DUELING BOOKS: Hillary Clinton’s memoir, Hard Choices, was pushed down the bestseller list by Edward Klein’s Blood Feud: The Clintons vs. the Obamas. The Klein book was described in The New York Times as “a 320-page unauthorized and barely sourced account full of implausible passages.“

Sample: “In one section in Mr. Klein’s book, former President Bill Clinton demands that his wife get a face-lift. When she refuses, he gets one instead.”

Klein told the Times (where he once worked as editor of the Sunday magazine): “I don’t make this stuff up. The quotes come from sources who were present when the statements were made or who were told about the statements shortly after they were made.”

A spokesman for Hillary Clinton said, “Let’s strap Ed Klein to a polygraph machine and let the needle do the talking.”

In Sunday’s Times Book Review, columnist Gregory Cowles referred to Klein’s book as a “mudfest.”

WHY TV’S BETTER: Orson Scott Card’s Ender’s Game (1994) continues as a mass paperback bestseller.
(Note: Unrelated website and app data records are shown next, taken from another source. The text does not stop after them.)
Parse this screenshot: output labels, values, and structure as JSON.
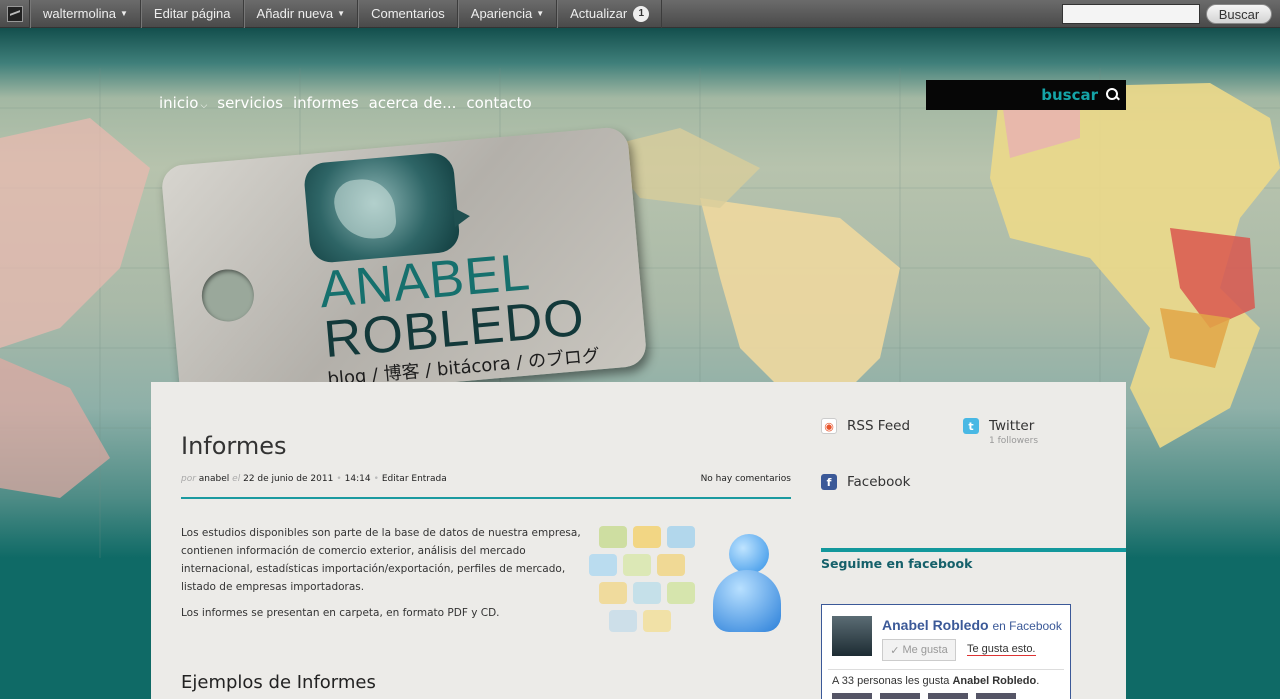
{
  "adminbar": {
    "user": "waltermolina",
    "items": [
      "Editar página",
      "Añadir nueva",
      "Comentarios",
      "Apariencia",
      "Actualizar"
    ],
    "update_count": "1",
    "search_button": "Buscar"
  },
  "nav": {
    "items": [
      "inicio",
      "servicios",
      "informes",
      "acerca de...",
      "contacto"
    ]
  },
  "search": {
    "label": "buscar"
  },
  "logo": {
    "line1": "ANABEL",
    "line2": "ROBLEDO",
    "tagline": "blog / 博客 / bitácora / のブログ"
  },
  "post": {
    "title": "Informes",
    "meta_by": "por",
    "author": "anabel",
    "meta_el": "el",
    "date": "22 de junio de 2011",
    "time": "14:14",
    "edit": "Editar Entrada",
    "comments": "No hay comentarios",
    "paragraph1": "Los estudios disponibles son parte de la base de datos de nuestra empresa, contienen información de comercio exterior, análisis del mercado internacional, estadísticas importación/exportación, perfiles de mercado, listado de empresas importadoras.",
    "paragraph2": "Los informes se presentan en carpeta, en formato PDF y CD.",
    "subheading": "Ejemplos de Informes"
  },
  "sidebar": {
    "rss": "RSS Feed",
    "twitter": "Twitter",
    "twitter_followers": "1 followers",
    "facebook": "Facebook",
    "fb_heading": "Seguime en facebook",
    "fb_page": "Anabel Robledo",
    "fb_en": "en Facebook",
    "fb_like": "Me gusta",
    "fb_te_gusta": "Te gusta esto.",
    "fb_count_prefix": "A 33 personas les gusta",
    "fb_count_name": "Anabel Robledo",
    "fb_count_suffix": "."
  },
  "colors": {
    "accent": "#1b9aa0",
    "brand": "#16706d",
    "facebook": "#3b5998"
  }
}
The prolific, award-winning author is a great-great-grandson of Mormon founder Brigham Young. Card is professor of English at Southern Virginia University.

He’s had a lot of experience trying to turn his sci-fi fantasy novels into screenplays. In an interview on the Web, he said, ”Everyone in Hollywood knows and says, ‘Everything depends on a good script’ and then they take a good script and wreck it in order to fit some insane, asinine formula some film school teacher came up with. It’s the reason why television is so much better than film these days. In television, the writers have authority, and in film they have none.”

MUST READS: Larry McMurtry’s latest novel is The Last Kind Words Saloon. The New York Times Book Review asked him to name books that he believed all people should read before they die:

William Butler Yeats's Crazy Jane poems. The classic 19th century novelists. And Barbara Tuckman's The Guns of August.

McMurtry’s suggestions sent me to Yeats where I found: “Crazy Jane on the Mountain.” That poem begins with: “I am tired of cursing the Bishop . . . “ The poem ends with:

“Propped up on two knees,

I kissed a stone;

I lay stretched out in the dirt

And I cried tears down.”